◆ What the task asks
From the records below, copy every line that contains the word "title".

Information below:

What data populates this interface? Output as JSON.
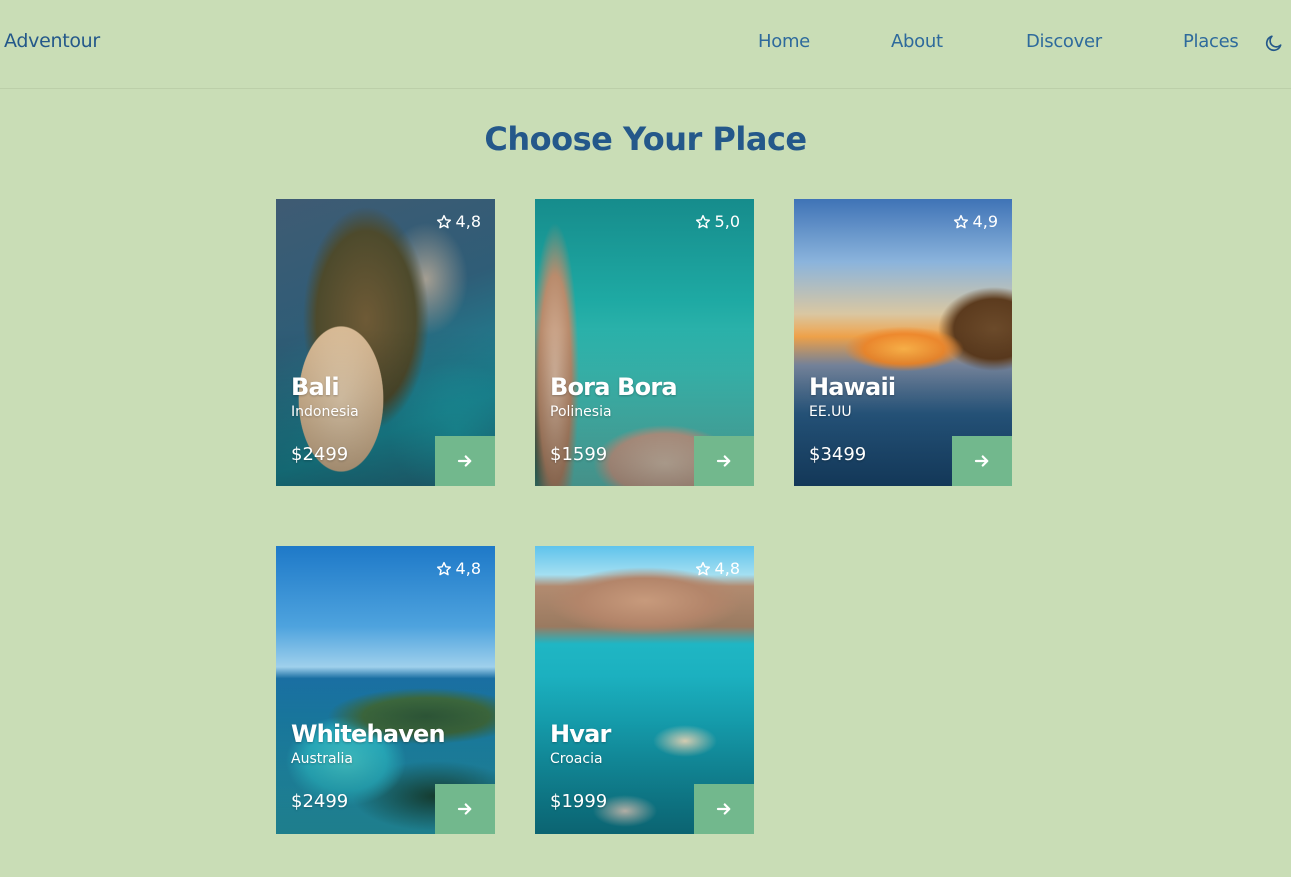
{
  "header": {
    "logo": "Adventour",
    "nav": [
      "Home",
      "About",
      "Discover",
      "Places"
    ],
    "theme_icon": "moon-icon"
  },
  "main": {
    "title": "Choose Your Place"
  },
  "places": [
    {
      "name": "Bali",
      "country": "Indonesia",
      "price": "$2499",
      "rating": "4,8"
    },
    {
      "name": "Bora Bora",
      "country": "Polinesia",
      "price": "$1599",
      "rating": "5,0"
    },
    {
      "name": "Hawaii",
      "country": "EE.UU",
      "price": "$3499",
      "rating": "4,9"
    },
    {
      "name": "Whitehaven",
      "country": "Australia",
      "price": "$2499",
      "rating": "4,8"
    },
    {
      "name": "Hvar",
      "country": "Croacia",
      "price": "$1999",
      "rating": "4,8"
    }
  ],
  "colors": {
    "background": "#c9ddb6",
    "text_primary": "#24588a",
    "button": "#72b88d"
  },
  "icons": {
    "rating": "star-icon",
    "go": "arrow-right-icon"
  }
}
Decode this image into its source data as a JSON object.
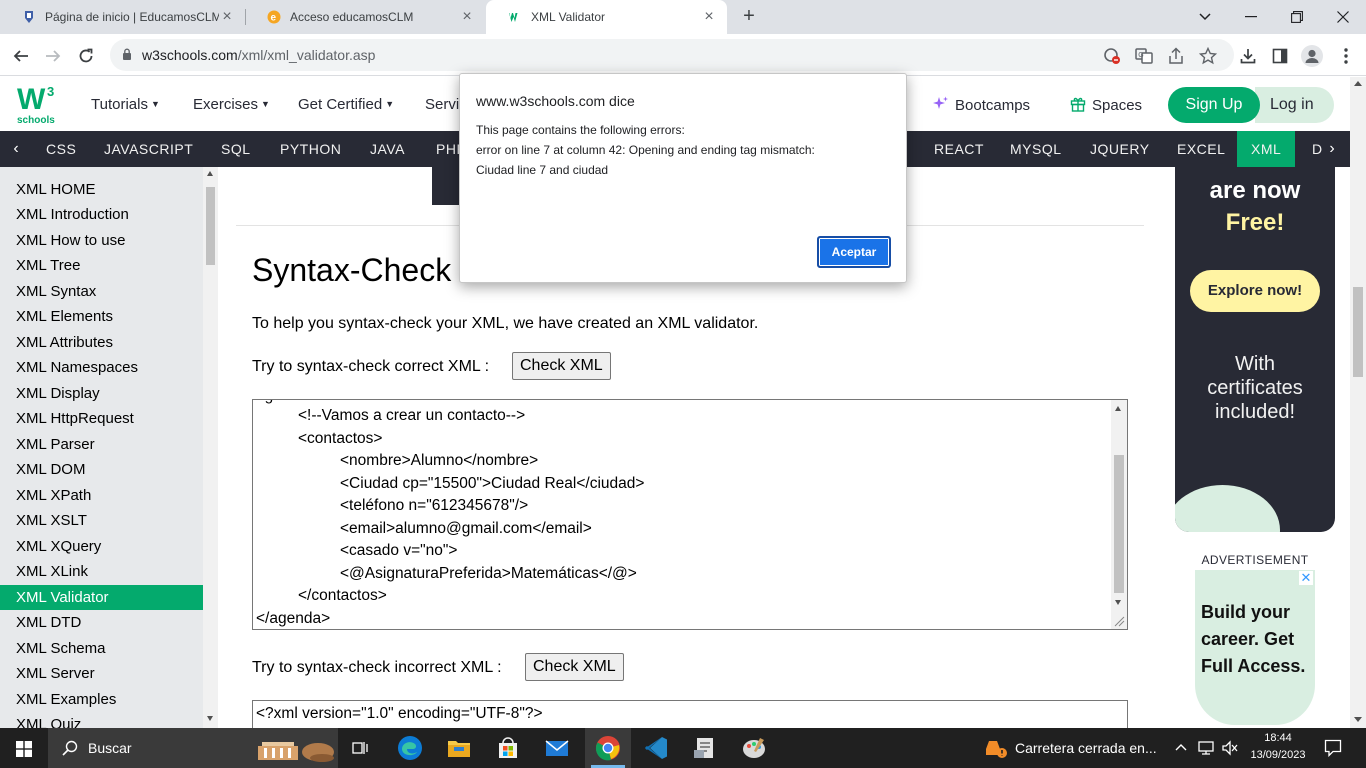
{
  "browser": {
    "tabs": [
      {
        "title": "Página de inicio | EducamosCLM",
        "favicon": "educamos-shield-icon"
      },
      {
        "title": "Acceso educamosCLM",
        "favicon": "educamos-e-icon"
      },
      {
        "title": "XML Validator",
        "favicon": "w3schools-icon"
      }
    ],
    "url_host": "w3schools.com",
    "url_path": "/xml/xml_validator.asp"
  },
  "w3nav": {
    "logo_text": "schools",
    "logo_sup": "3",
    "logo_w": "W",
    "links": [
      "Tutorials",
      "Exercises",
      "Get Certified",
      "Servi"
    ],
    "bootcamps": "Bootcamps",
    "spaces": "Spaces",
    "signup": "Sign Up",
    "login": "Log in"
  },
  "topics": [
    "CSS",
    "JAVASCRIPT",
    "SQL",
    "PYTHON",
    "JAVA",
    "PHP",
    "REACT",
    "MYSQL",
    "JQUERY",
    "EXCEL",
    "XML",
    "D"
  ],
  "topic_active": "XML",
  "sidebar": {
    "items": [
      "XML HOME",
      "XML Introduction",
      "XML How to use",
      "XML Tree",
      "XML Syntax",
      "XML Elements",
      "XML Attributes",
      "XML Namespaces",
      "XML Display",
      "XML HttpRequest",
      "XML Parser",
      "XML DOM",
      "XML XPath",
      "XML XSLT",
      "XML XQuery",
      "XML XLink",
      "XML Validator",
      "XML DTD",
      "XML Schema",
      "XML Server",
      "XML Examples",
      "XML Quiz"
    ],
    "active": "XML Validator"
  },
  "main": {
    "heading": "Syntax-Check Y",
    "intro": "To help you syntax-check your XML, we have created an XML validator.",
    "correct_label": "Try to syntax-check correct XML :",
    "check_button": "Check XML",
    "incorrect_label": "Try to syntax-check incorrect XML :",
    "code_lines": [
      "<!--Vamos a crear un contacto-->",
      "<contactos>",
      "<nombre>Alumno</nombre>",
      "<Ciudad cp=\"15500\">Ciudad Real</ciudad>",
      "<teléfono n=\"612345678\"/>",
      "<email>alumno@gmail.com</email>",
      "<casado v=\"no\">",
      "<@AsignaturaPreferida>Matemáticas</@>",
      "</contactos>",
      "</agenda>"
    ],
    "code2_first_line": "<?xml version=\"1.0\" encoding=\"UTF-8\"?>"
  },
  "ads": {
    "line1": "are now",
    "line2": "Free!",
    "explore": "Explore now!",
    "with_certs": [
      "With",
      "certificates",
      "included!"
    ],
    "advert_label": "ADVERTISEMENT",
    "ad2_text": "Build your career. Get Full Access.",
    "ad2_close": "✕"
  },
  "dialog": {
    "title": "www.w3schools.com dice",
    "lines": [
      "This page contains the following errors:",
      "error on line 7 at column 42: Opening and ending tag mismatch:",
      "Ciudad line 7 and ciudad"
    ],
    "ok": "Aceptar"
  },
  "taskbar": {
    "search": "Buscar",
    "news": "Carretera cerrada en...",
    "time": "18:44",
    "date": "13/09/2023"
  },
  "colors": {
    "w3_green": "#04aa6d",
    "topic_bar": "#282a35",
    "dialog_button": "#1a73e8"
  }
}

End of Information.

◆ Written solution
    "title": "Choose Your Place"
        "title": "Página de inicio | EducamosCLM",
        "title": "Acceso educamosCLM",
        "title": "XML Validator",
    "title": "www.w3schools.com dice",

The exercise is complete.